■ Problem
Give every entry below again, exactly as written, and skip the images.

<<<<

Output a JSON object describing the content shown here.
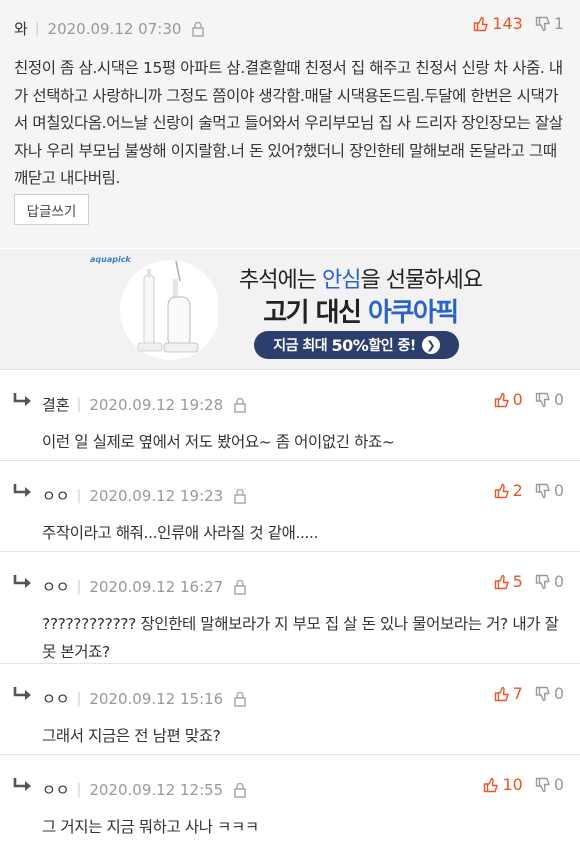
{
  "main_comment": {
    "nickname": "와",
    "date": "2020.09.12 07:30",
    "upvotes": "143",
    "downvotes": "1",
    "text": "친정이 좀 삼.시댁은 15평 아파트 삼.결혼할때 친정서 집 해주고 친정서 신랑 차 사줌. 내가 선택하고 사랑하니까 그정도 쯤이야 생각함.매달 시댁용돈드림.두달에 한번은 시댁가서 며칠있다옴.어느날 신랑이 술먹고 들어와서 우리부모님 집 사 드리자 장인장모는 잘살자나 우리 부모님 불쌍해 이지랄함.너 돈 있어?했더니 장인한테 말해보래 돈달라고 그때 깨닫고 내다버림.",
    "reply_button": "답글쓰기"
  },
  "ad": {
    "brand": "aquapick",
    "line1_pre": "추석에는 ",
    "line1_hl": "안심",
    "line1_post": "을 선물하세요",
    "line2_pre": "고기 대신 ",
    "line2_hl": "아쿠아픽",
    "pill_pre": "지금 최대 ",
    "pill_bold": "50%",
    "pill_post": " 할인 중!",
    "accent_color": "#2a63c8",
    "pill_color": "#2c3e6b"
  },
  "replies": [
    {
      "nickname": "결혼",
      "date": "2020.09.12 19:28",
      "upvotes": "0",
      "downvotes": "0",
      "text": "이런 일 실제로 옆에서 저도 봤어요~ 좀 어이없긴 하죠~"
    },
    {
      "nickname": "ㅇㅇ",
      "date": "2020.09.12 19:23",
      "upvotes": "2",
      "downvotes": "0",
      "text": "주작이라고 해줘...인류애 사라질 것 같애....."
    },
    {
      "nickname": "ㅇㅇ",
      "date": "2020.09.12 16:27",
      "upvotes": "5",
      "downvotes": "0",
      "text": "???????????? 장인한테 말해보라가 지 부모 집 살 돈 있나 물어보라는 거? 내가 잘못 본거죠?"
    },
    {
      "nickname": "ㅇㅇ",
      "date": "2020.09.12 15:16",
      "upvotes": "7",
      "downvotes": "0",
      "text": "그래서 지금은 전 남편 맞죠?"
    },
    {
      "nickname": "ㅇㅇ",
      "date": "2020.09.12 12:55",
      "upvotes": "10",
      "downvotes": "0",
      "text": "그 거지는 지금 뭐하고 사나 ㅋㅋㅋ"
    }
  ],
  "icons": {
    "upvote": "thumbs-up-icon",
    "downvote": "thumbs-down-icon",
    "lock": "lock-icon",
    "reply_arrow": "reply-arrow-icon"
  },
  "colors": {
    "upvote": "#e8552a",
    "muted": "#999999"
  }
}
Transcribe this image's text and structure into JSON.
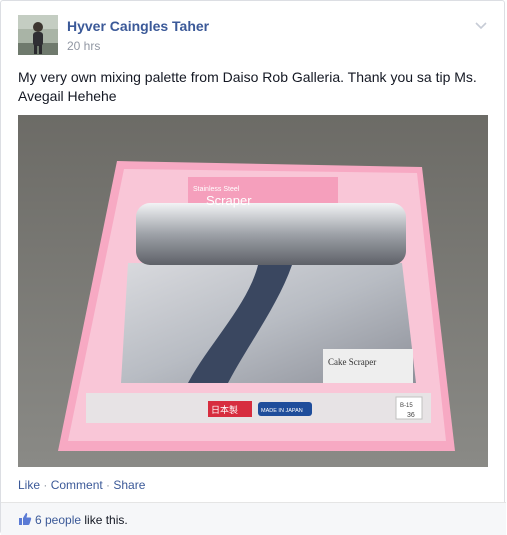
{
  "post": {
    "author": "Hyver Caingles Taher",
    "time": "20 hrs",
    "text": "My very own mixing palette from Daiso Rob Galleria. Thank you sa tip Ms. Avegail Hehehe"
  },
  "photo": {
    "package_title": "Stainless Steel",
    "package_name": "Scraper",
    "product_label": "Cake Scraper",
    "made_in_japan": "MADE IN JAPAN",
    "japan_kanji": "日本製",
    "item_code": "B-15",
    "item_number": "36"
  },
  "actions": {
    "like": "Like",
    "comment": "Comment",
    "share": "Share",
    "sep": " · "
  },
  "likes": {
    "count_text": "6 people",
    "suffix": " like this."
  },
  "icons": {
    "chevron": "chevron-down-icon",
    "thumb": "thumbs-up-icon"
  },
  "colors": {
    "link": "#3b5998",
    "meta": "#9197a3"
  }
}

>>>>

■ Answer section
Output a JSON object describing the content shown here.
{
  "main_comment": {
    "nickname": "와",
    "date": "2020.09.12 07:30",
    "upvotes": "143",
    "downvotes": "1",
    "text": "친정이 좀 삼.시댁은 15평 아파트 삼.결혼할때 친정서 집 해주고 친정서 신랑 차 사줌. 내가 선택하고 사랑하니까 그정도 쯤이야 생각함.매달 시댁용돈드림.두달에 한번은 시댁가서 며칠있다옴.어느날 신랑이 술먹고 들어와서 우리부모님 집 사 드리자 장인장모는 잘살자나 우리 부모님 불쌍해 이지랄함.너 돈 있어?했더니 장인한테 말해보래 돈달라고 그때 깨닫고 내다버림.",
    "reply_button": "답글쓰기"
  },
  "ad": {
    "brand": "aquapick",
    "line1_pre": "추석에는 ",
    "line1_hl": "안심",
    "line1_post": "을 선물하세요",
    "line2_pre": "고기 대신 ",
    "line2_hl": "아쿠아픽",
    "pill_pre": "지금 최대 ",
    "pill_bold": "50%",
    "pill_post": " 할인 중!",
    "accent_color": "#2a63c8",
    "pill_color": "#2c3e6b"
  },
  "replies": [
    {
      "nickname": "결혼",
      "date": "2020.09.12 19:28",
      "upvotes": "0",
      "downvotes": "0",
      "text": "이런 일 실제로 옆에서 저도 봤어요~ 좀 어이없긴 하죠~"
    },
    {
      "nickname": "ㅇㅇ",
      "date": "2020.09.12 19:23",
      "upvotes": "2",
      "downvotes": "0",
      "text": "주작이라고 해줘...인류애 사라질 것 같애....."
    },
    {
      "nickname": "ㅇㅇ",
      "date": "2020.09.12 16:27",
      "upvotes": "5",
      "downvotes": "0",
      "text": "???????????? 장인한테 말해보라가 지 부모 집 살 돈 있나 물어보라는 거? 내가 잘못 본거죠?"
    },
    {
      "nickname": "ㅇㅇ",
      "date": "2020.09.12 15:16",
      "upvotes": "7",
      "downvotes": "0",
      "text": "그래서 지금은 전 남편 맞죠?"
    },
    {
      "nickname": "ㅇㅇ",
      "date": "2020.09.12 12:55",
      "upvotes": "10",
      "downvotes": "0",
      "text": "그 거지는 지금 뭐하고 사나 ㅋㅋㅋ"
    }
  ],
  "icons": {
    "upvote": "thumbs-up-icon",
    "downvote": "thumbs-down-icon",
    "lock": "lock-icon",
    "reply_arrow": "reply-arrow-icon"
  },
  "colors": {
    "upvote": "#e8552a",
    "muted": "#999999"
  }
}
Transcribe this image's text and structure into JSON.
{
  "post": {
    "author": "Hyver Caingles Taher",
    "time": "20 hrs",
    "text": "My very own mixing palette from Daiso Rob Galleria. Thank you sa tip Ms. Avegail Hehehe"
  },
  "photo": {
    "package_title": "Stainless Steel",
    "package_name": "Scraper",
    "product_label": "Cake Scraper",
    "made_in_japan": "MADE IN JAPAN",
    "japan_kanji": "日本製",
    "item_code": "B-15",
    "item_number": "36"
  },
  "actions": {
    "like": "Like",
    "comment": "Comment",
    "share": "Share",
    "sep": " · "
  },
  "likes": {
    "count_text": "6 people",
    "suffix": " like this."
  },
  "icons": {
    "chevron": "chevron-down-icon",
    "thumb": "thumbs-up-icon"
  },
  "colors": {
    "link": "#3b5998",
    "meta": "#9197a3"
  }
}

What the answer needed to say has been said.